In: Ministries of Foreign Affairs in the World

The G20 and International Relations Theory is a model of what edited works have to offer. Many collections bring together loosely connected chapters and strain to add coherence. Often the Introduction is the only component that explicitly covers the core themes. With Steven Slaughter as editor such a problem is avoided in this work. Slaughter’s Introduction is valuable in itself, but just as importantly it provides guidelines for the contributions that, for the most part, are followed. Each takes a major theory in International Relations (IR) scholarship and applies the theoretical framework to the G20. To be sure, the

In: European Review of International Studies

Summary

Public diplomacy has been externally directed via a strategy of assertive reputation-building.

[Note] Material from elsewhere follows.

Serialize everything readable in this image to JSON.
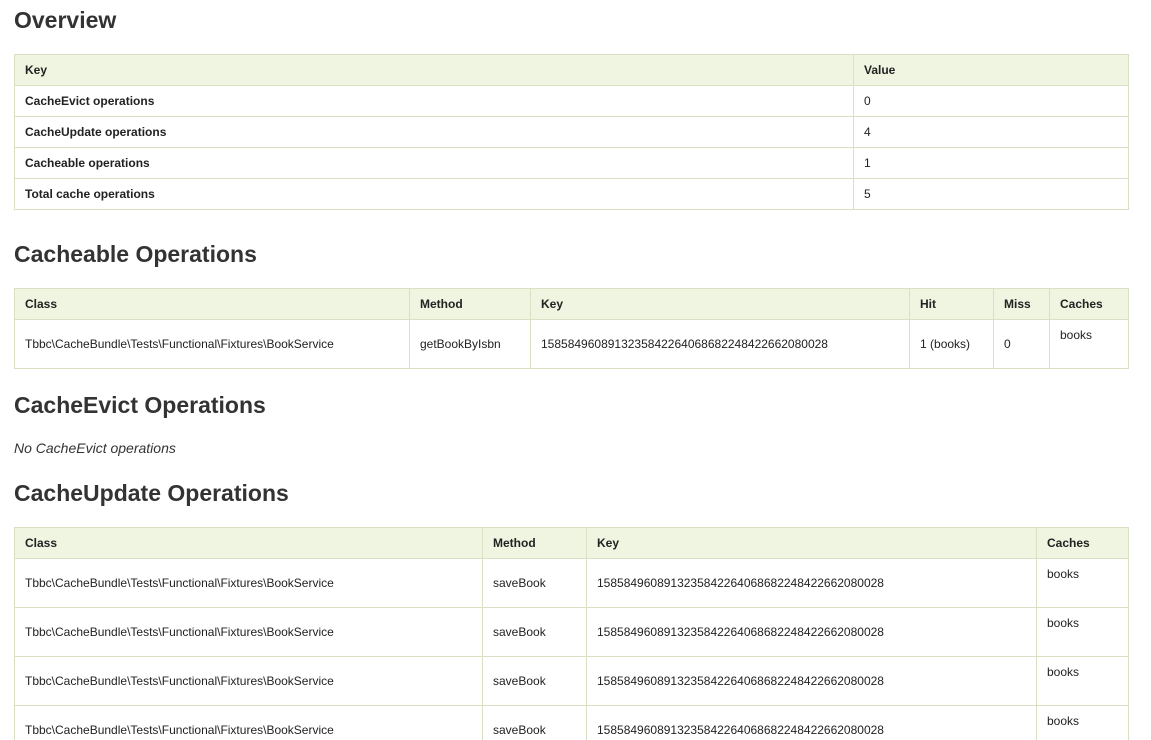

In an era of insurgent populism, this model faces strong backlash, driven by the image of public diplomacy being disconnected from domestic publics. Under these conditions, an opportunistic set of ascendant political leaders — even those located at the international system’s core — have considerable incentive to diminish ‘their’ own diplomats as part of a wider campaign to stigmatize the traditional establishment. While more attention needs to be directed to the causes of this disconnection between diplomats and public, this article highlights a number of key ingredients in a menu of adaptation to the populist challenge. Above all, the focus of engagement in public diplomacy should be broadened to include domestic as well as foreign audiences. Disruption, it must be emphasized, does not mean the end of public diplomacy. Rather, public diplomacy must take a domestic turn.

In: The Hague Journal of Diplomacy

Summary

Public diplomacy has been externally directed via a strategy of assertive reputation- building. In an era of insurgent populism, this model faces strong backlash, driven by the image of public diplomacy being disconnected from domestic publics. Under these conditions, an opportunistic set of ascendant political leaders — even those located at the international system’s core — have considerable incentive to diminish ‘their’ own diplomats as part of a wider campaign to stigmatize the traditional establishment. While more attention needs to be directed to the causes of this disconnection between diplomats and public, this article highlights a number of key ingredients in a menu of adaptation to the populist challenge. Above all, the focus of engagement in public diplomacy should be broadened to include domestic as well as foreign audiences. Disruption, it must be emphasized, does not mean the end of public diplomacy. Rather, public diplomacy must take a domestic turn.

In: Debating Public Diplomacy